- [Provided information]:
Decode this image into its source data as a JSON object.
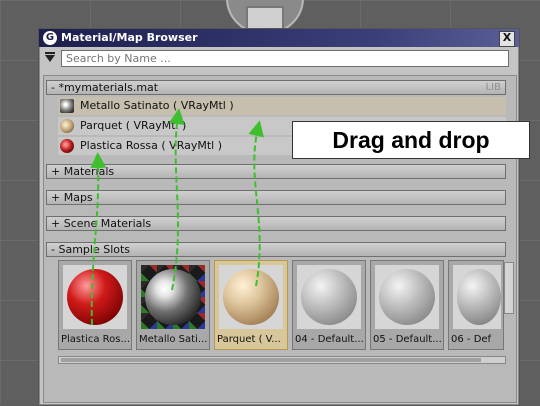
{
  "window": {
    "title": "Material/Map Browser",
    "close_label": "X"
  },
  "search": {
    "placeholder": "Search by Name ..."
  },
  "library": {
    "header": "- *mymaterials.mat",
    "tag": "LIB",
    "items": [
      {
        "label": "Metallo Satinato  ( VRayMtl )",
        "icon": "metal-sphere-icon"
      },
      {
        "label": "Parquet  ( VRayMtl )",
        "icon": "wood-sphere-icon"
      },
      {
        "label": "Plastica Rossa  ( VRayMtl )",
        "icon": "red-sphere-icon"
      }
    ]
  },
  "groups": [
    {
      "label": "+ Materials"
    },
    {
      "label": "+ Maps"
    },
    {
      "label": "+ Scene Materials"
    },
    {
      "label": "- Sample Slots"
    }
  ],
  "slots": [
    {
      "label": "Plastica Ros..."
    },
    {
      "label": "Metallo Sati..."
    },
    {
      "label": "Parquet  ( V..."
    },
    {
      "label": "04 - Default..."
    },
    {
      "label": "05 - Default..."
    },
    {
      "label": "06 - Def"
    }
  ],
  "callout": {
    "text": "Drag and drop"
  },
  "colors": {
    "arrow": "#3fbf2f",
    "selected_slot": "#d8c79a"
  }
}
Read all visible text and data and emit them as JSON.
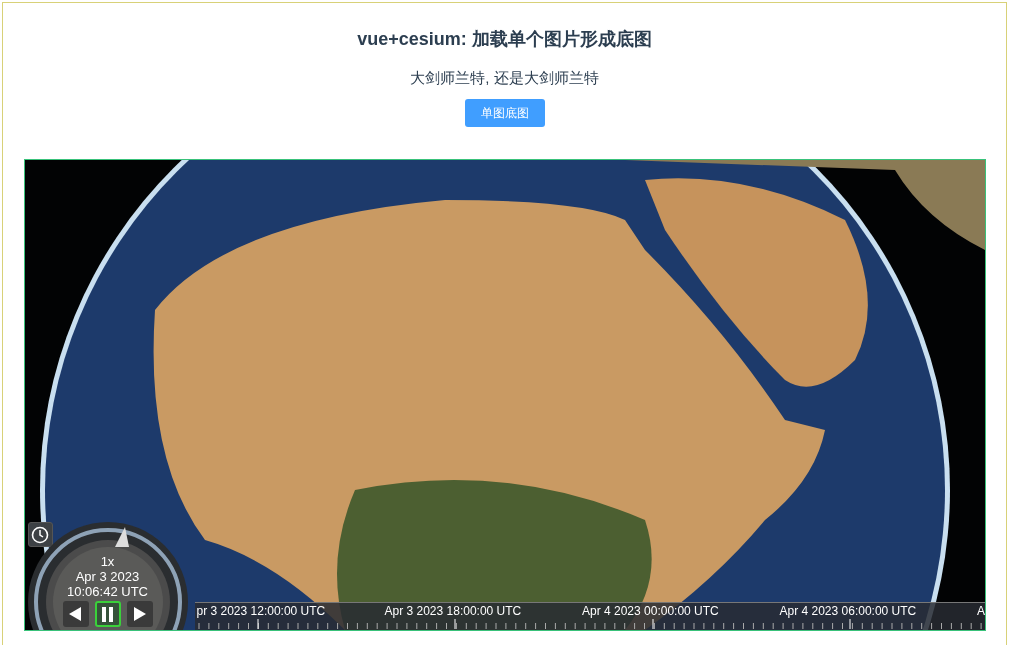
{
  "title": "vue+cesium: 加载单个图片形成底图",
  "subtitle": "大剑师兰特, 还是大剑师兰特",
  "button": "单图底图",
  "viewer": {
    "animation": {
      "speed": "1x",
      "date": "Apr 3 2023",
      "time": "10:06:42 UTC",
      "controls": [
        {
          "kind": "reverse",
          "selected": false
        },
        {
          "kind": "pause",
          "selected": true
        },
        {
          "kind": "play",
          "selected": false
        }
      ]
    },
    "timeline": {
      "labels": [
        "pr 3 2023 12:00:00 UTC",
        "Apr 3 2023 18:00:00 UTC",
        "Apr 4 2023 00:00:00 UTC",
        "Apr 4 2023 06:00:00 UTC",
        "A"
      ]
    }
  }
}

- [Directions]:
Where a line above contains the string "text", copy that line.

- [Exercise output]:
    "text": "Drag and drop"
Read all visible text and data and emit them as JSON.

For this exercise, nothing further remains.